— Exercise data —
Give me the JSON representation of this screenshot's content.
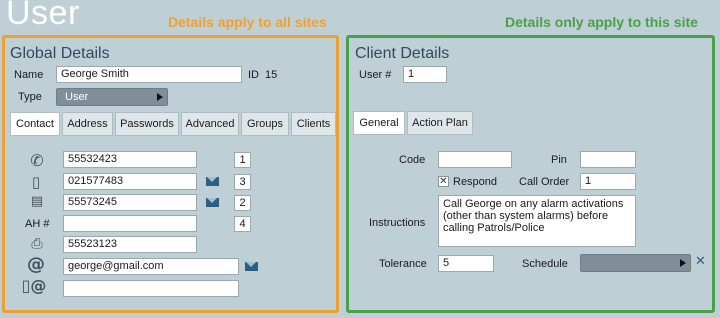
{
  "page": {
    "title": "User",
    "banner_global": "Details apply to all sites",
    "banner_client": "Details only apply to this site"
  },
  "global": {
    "title": "Global Details",
    "name_label": "Name",
    "name_value": "George Smith",
    "id_label": "ID",
    "id_value": "15",
    "type_label": "Type",
    "type_value": "User",
    "tabs": [
      {
        "label": "Contact",
        "active": true
      },
      {
        "label": "Address",
        "active": false
      },
      {
        "label": "Passwords",
        "active": false
      },
      {
        "label": "Advanced",
        "active": false
      },
      {
        "label": "Groups",
        "active": false
      },
      {
        "label": "Clients",
        "active": false
      }
    ],
    "contacts": [
      {
        "icon": "phone-icon",
        "value": "55532423",
        "order": "1",
        "email_action": false
      },
      {
        "icon": "mobile-phone-icon",
        "value": "021577483",
        "order": "3",
        "email_action": true
      },
      {
        "icon": "pager-icon",
        "value": "55573245",
        "order": "2",
        "email_action": true
      },
      {
        "label": "AH #",
        "value": "",
        "order": "4",
        "email_action": false
      },
      {
        "icon": "fax-icon",
        "value": "55523123",
        "order": null,
        "email_action": false
      },
      {
        "icon": "email-icon",
        "value": "george@gmail.com",
        "order": null,
        "email_action": true
      },
      {
        "icon": "mobile-email-icon",
        "value": "",
        "order": null,
        "email_action": false
      }
    ]
  },
  "client": {
    "title": "Client Details",
    "user_no_label": "User #",
    "user_no_value": "1",
    "tabs": [
      {
        "label": "General",
        "active": true
      },
      {
        "label": "Action Plan",
        "active": false
      }
    ],
    "code_label": "Code",
    "code_value": "",
    "pin_label": "Pin",
    "pin_value": "",
    "respond_label": "Respond",
    "respond_checked": true,
    "call_order_label": "Call Order",
    "call_order_value": "1",
    "instructions_label": "Instructions",
    "instructions_value": "Call George on any alarm activations (other than system alarms) before calling Patrols/Police",
    "tolerance_label": "Tolerance",
    "tolerance_value": "5",
    "schedule_label": "Schedule",
    "schedule_value": ""
  },
  "colors": {
    "background": "#bfcfd6",
    "global_border": "#f0a030",
    "client_border": "#4aa04a",
    "heading": "#2e4a63",
    "select_bg": "#7f8e98"
  }
}
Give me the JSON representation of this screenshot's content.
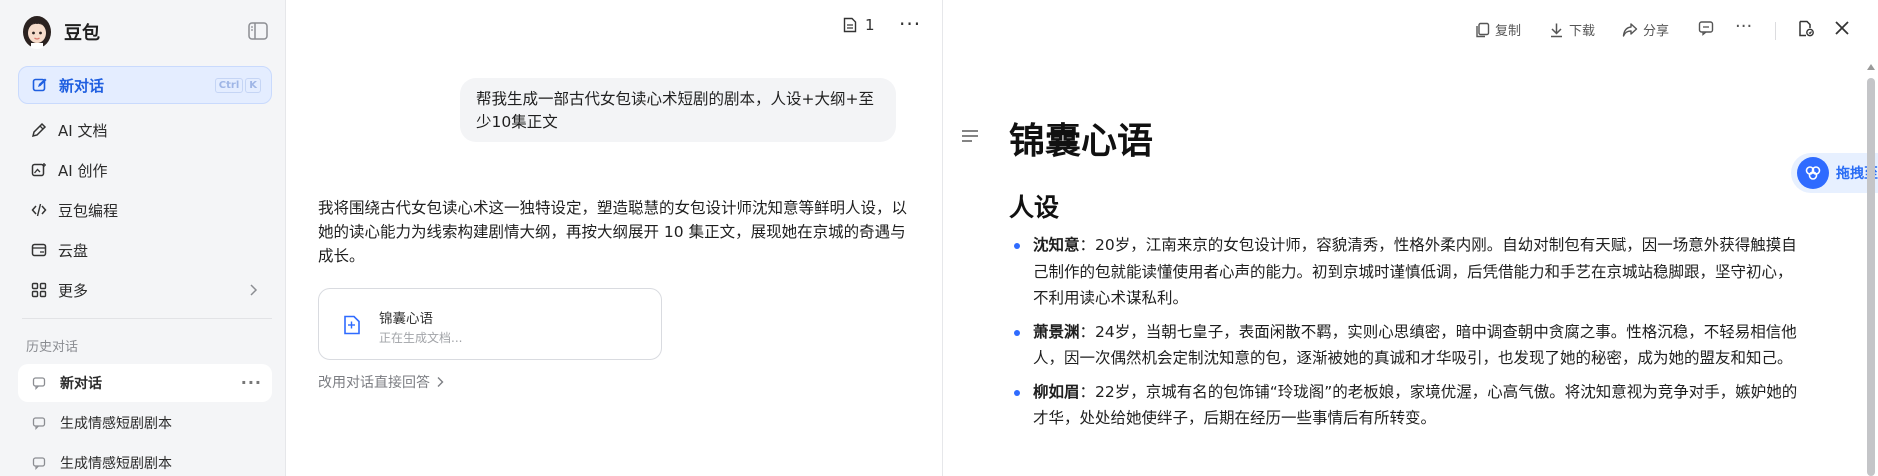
{
  "sidebar": {
    "brand_name": "豆包",
    "nav": [
      {
        "label": "新对话",
        "icon": "edit-icon",
        "shortcut": [
          "Ctrl",
          "K"
        ]
      },
      {
        "label": "AI 文档",
        "icon": "pen-icon"
      },
      {
        "label": "AI 创作",
        "icon": "image-create-icon"
      },
      {
        "label": "豆包编程",
        "icon": "code-icon"
      },
      {
        "label": "云盘",
        "icon": "cloud-drive-icon"
      },
      {
        "label": "更多",
        "icon": "grid-icon"
      }
    ],
    "history_label": "历史对话",
    "history": [
      {
        "label": "新对话"
      },
      {
        "label": "生成情感短剧剧本"
      },
      {
        "label": "生成情感短剧剧本"
      }
    ],
    "more_glyph": "···"
  },
  "chat": {
    "doc_count": "1",
    "more_glyph": "···",
    "user_message": "帮我生成一部古代女包读心术短剧的剧本，人设+大纲+至少10集正文",
    "assistant_message": "我将围绕古代女包读心术这一独特设定，塑造聪慧的女包设计师沈知意等鲜明人设，以她的读心能力为线索构建剧情大纲，再按大纲展开 10 集正文，展现她在京城的奇遇与成长。",
    "doc_card": {
      "title": "锦囊心语",
      "status": "正在生成文档..."
    },
    "switch_link": "改用对话直接回答"
  },
  "doc_panel": {
    "toolbar": {
      "copy": "复制",
      "download": "下载",
      "share": "分享",
      "more_glyph": "···"
    },
    "title": "锦囊心语",
    "section": "人设",
    "characters": [
      {
        "name": "沈知意",
        "desc": "：20岁，江南来京的女包设计师，容貌清秀，性格外柔内刚。自幼对制包有天赋，因一场意外获得触摸自己制作的包就能读懂使用者心声的能力。初到京城时谨慎低调，后凭借能力和手艺在京城站稳脚跟，坚守初心，不利用读心术谋私利。"
      },
      {
        "name": "萧景渊",
        "desc": "：24岁，当朝七皇子，表面闲散不羁，实则心思缜密，暗中调查朝中贪腐之事。性格沉稳，不轻易相信他人，因一次偶然机会定制沈知意的包，逐渐被她的真诚和才华吸引，也发现了她的秘密，成为她的盟友和知己。"
      },
      {
        "name": "柳如眉",
        "desc": "：22岁，京城有名的包饰铺“玲珑阁”的老板娘，家境优渥，心高气傲。将沈知意视为竞争对手，嫉妒她的才华，处处给她使绊子，后期在经历一些事情后有所转变。"
      }
    ],
    "drag_label": "拖拽至此"
  }
}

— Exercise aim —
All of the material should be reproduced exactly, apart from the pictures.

— Output —
Give me the JSON representation of this screenshot's content.
{
  "page": {
    "title": "User",
    "banner_global": "Details apply to all sites",
    "banner_client": "Details only apply to this site"
  },
  "global": {
    "title": "Global Details",
    "name_label": "Name",
    "name_value": "George Smith",
    "id_label": "ID",
    "id_value": "15",
    "type_label": "Type",
    "type_value": "User",
    "tabs": [
      {
        "label": "Contact",
        "active": true
      },
      {
        "label": "Address",
        "active": false
      },
      {
        "label": "Passwords",
        "active": false
      },
      {
        "label": "Advanced",
        "active": false
      },
      {
        "label": "Groups",
        "active": false
      },
      {
        "label": "Clients",
        "active": false
      }
    ],
    "contacts": [
      {
        "icon": "phone-icon",
        "value": "55532423",
        "order": "1",
        "email_action": false
      },
      {
        "icon": "mobile-phone-icon",
        "value": "021577483",
        "order": "3",
        "email_action": true
      },
      {
        "icon": "pager-icon",
        "value": "55573245",
        "order": "2",
        "email_action": true
      },
      {
        "label": "AH #",
        "value": "",
        "order": "4",
        "email_action": false
      },
      {
        "icon": "fax-icon",
        "value": "55523123",
        "order": null,
        "email_action": false
      },
      {
        "icon": "email-icon",
        "value": "george@gmail.com",
        "order": null,
        "email_action": true
      },
      {
        "icon": "mobile-email-icon",
        "value": "",
        "order": null,
        "email_action": false
      }
    ]
  },
  "client": {
    "title": "Client Details",
    "user_no_label": "User #",
    "user_no_value": "1",
    "tabs": [
      {
        "label": "General",
        "active": true
      },
      {
        "label": "Action Plan",
        "active": false
      }
    ],
    "code_label": "Code",
    "code_value": "",
    "pin_label": "Pin",
    "pin_value": "",
    "respond_label": "Respond",
    "respond_checked": true,
    "call_order_label": "Call Order",
    "call_order_value": "1",
    "instructions_label": "Instructions",
    "instructions_value": "Call George on any alarm activations (other than system alarms) before calling Patrols/Police",
    "tolerance_label": "Tolerance",
    "tolerance_value": "5",
    "schedule_label": "Schedule",
    "schedule_value": ""
  },
  "colors": {
    "background": "#bfcfd6",
    "global_border": "#f0a030",
    "client_border": "#4aa04a",
    "heading": "#2e4a63",
    "select_bg": "#7f8e98"
  }
}
Give me the JSON representation of this screenshot's content.
{
  "sidebar": {
    "brand_name": "豆包",
    "nav": [
      {
        "label": "新对话",
        "icon": "edit-icon",
        "shortcut": [
          "Ctrl",
          "K"
        ]
      },
      {
        "label": "AI 文档",
        "icon": "pen-icon"
      },
      {
        "label": "AI 创作",
        "icon": "image-create-icon"
      },
      {
        "label": "豆包编程",
        "icon": "code-icon"
      },
      {
        "label": "云盘",
        "icon": "cloud-drive-icon"
      },
      {
        "label": "更多",
        "icon": "grid-icon"
      }
    ],
    "history_label": "历史对话",
    "history": [
      {
        "label": "新对话"
      },
      {
        "label": "生成情感短剧剧本"
      },
      {
        "label": "生成情感短剧剧本"
      }
    ],
    "more_glyph": "···"
  },
  "chat": {
    "doc_count": "1",
    "more_glyph": "···",
    "user_message": "帮我生成一部古代女包读心术短剧的剧本，人设+大纲+至少10集正文",
    "assistant_message": "我将围绕古代女包读心术这一独特设定，塑造聪慧的女包设计师沈知意等鲜明人设，以她的读心能力为线索构建剧情大纲，再按大纲展开 10 集正文，展现她在京城的奇遇与成长。",
    "doc_card": {
      "title": "锦囊心语",
      "status": "正在生成文档..."
    },
    "switch_link": "改用对话直接回答"
  },
  "doc_panel": {
    "toolbar": {
      "copy": "复制",
      "download": "下载",
      "share": "分享",
      "more_glyph": "···"
    },
    "title": "锦囊心语",
    "section": "人设",
    "characters": [
      {
        "name": "沈知意",
        "desc": "：20岁，江南来京的女包设计师，容貌清秀，性格外柔内刚。自幼对制包有天赋，因一场意外获得触摸自己制作的包就能读懂使用者心声的能力。初到京城时谨慎低调，后凭借能力和手艺在京城站稳脚跟，坚守初心，不利用读心术谋私利。"
      },
      {
        "name": "萧景渊",
        "desc": "：24岁，当朝七皇子，表面闲散不羁，实则心思缜密，暗中调查朝中贪腐之事。性格沉稳，不轻易相信他人，因一次偶然机会定制沈知意的包，逐渐被她的真诚和才华吸引，也发现了她的秘密，成为她的盟友和知己。"
      },
      {
        "name": "柳如眉",
        "desc": "：22岁，京城有名的包饰铺“玲珑阁”的老板娘，家境优渥，心高气傲。将沈知意视为竞争对手，嫉妒她的才华，处处给她使绊子，后期在经历一些事情后有所转变。"
      }
    ],
    "drag_label": "拖拽至此"
  }
}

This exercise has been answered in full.